The Prince of Wales will give a written statement to a public inquiry about a paedophile bishop next week.
It will be read during the Independent Inquiry into Child Sexual Abuse (IICSA) investigation into the Anglican Church as it focuses on Peter Ball.
The 86-year-old was jailed for 32 months in October 2015 for offences against 18 teenagers and men.
Prince Charles exchanged a series of letters with Ball, whose Gloucester diocese covers his Highgrove home.
The former Bishop of Lewes and of Gloucester carried out the abuse between the 1970s and 1990s.
He was released from jail in February 2017 after serving 16 months.
The written statement from Prince Charles will be read on 27 July, at the end of a week-long case study on Ball.

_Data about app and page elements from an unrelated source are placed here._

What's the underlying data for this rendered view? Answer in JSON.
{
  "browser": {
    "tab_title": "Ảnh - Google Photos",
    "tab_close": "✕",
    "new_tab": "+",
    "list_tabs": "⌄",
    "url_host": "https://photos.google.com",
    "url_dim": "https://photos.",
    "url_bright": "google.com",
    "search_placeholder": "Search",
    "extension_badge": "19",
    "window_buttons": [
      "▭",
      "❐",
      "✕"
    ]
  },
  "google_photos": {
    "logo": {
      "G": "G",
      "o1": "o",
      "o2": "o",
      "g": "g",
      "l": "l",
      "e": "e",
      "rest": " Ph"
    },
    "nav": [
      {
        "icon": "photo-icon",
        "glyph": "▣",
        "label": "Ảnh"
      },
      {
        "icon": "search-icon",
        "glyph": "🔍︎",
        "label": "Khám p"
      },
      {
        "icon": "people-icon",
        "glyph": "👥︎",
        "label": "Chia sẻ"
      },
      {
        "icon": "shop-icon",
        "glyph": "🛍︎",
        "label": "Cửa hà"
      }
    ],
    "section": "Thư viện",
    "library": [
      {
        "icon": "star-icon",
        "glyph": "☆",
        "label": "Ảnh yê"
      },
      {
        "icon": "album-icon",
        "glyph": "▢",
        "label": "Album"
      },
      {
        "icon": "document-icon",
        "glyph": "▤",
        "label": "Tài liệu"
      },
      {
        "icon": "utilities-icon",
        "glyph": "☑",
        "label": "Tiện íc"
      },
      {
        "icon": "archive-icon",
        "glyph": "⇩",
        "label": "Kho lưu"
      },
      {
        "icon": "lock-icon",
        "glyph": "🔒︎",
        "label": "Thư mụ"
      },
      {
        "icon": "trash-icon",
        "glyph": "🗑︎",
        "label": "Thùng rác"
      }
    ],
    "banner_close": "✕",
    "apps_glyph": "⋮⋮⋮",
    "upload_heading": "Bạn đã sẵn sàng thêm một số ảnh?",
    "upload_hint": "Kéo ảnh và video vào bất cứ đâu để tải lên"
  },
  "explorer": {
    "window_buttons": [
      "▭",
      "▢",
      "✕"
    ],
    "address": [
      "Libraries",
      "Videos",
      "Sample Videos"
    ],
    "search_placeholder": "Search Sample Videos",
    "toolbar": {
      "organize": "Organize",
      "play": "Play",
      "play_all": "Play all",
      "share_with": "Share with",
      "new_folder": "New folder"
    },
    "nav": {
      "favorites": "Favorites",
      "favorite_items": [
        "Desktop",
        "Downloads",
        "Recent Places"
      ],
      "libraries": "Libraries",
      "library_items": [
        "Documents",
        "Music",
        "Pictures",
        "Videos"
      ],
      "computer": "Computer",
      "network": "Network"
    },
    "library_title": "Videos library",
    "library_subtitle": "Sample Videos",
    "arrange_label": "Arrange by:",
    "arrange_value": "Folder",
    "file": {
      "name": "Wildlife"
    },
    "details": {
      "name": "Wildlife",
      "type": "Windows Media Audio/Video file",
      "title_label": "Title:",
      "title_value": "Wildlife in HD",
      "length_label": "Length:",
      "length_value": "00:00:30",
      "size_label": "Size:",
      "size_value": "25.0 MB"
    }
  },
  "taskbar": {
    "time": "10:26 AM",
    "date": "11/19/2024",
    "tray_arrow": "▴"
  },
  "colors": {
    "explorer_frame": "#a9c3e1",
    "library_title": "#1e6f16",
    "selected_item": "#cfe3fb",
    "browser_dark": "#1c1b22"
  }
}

The inquiry is examining how the Church of England handled allegations of sexual abuse and has previously focused on the Diocese of Chichester - where Ball and several other convicted paedophile priests once officiated.
From next Monday it will investigate "whether there were inappropriate attempts by people of prominence to interfere in the criminal justice process after Ball was first accused of child sexual offences".
Ball's court case heard that a member of the royal family - who has never been named - was among a host of public figures who supported him when he avoided charges in 1993.
He boasted of his links to royalty and was said to be a confidant of Prince Charles, with an independent review finding he used his connections to boost his position.
A Clarence House spokesman said: "IICSA has asked the Prince of Wales if he could help the part of their inquiry that deals with Mr Peter Ball.
"Whilst the Prince made it clear that he was unaware of Mr Ball's behaviour, he indicated that he was happy to volunteer context on his contact with Mr Ball if that would help."
Referring to the findings in the Gibb report, the Clarence House spokesman said it had "reviewed all the relevant material including the correspondence passing between the Prince of Wales and Ball held by the Church".
This review "found no evidence that the Prince of Wales or any other member of the Royal Family sought to intervene at any point in order to protect or promote Ball", the spokesman said.
"The Crown Prosecution Service has publicly stated that it had neither received nor seen any correspondence from a member of the Royal Family when Ball was under investigation in 1992-93," he added.
Former Archbishop of Canterbury George Carey will also give evidence next week, along with The Reverend Graham Sawyer, who was abused by Ball as a teenager and waived his right to anonymity.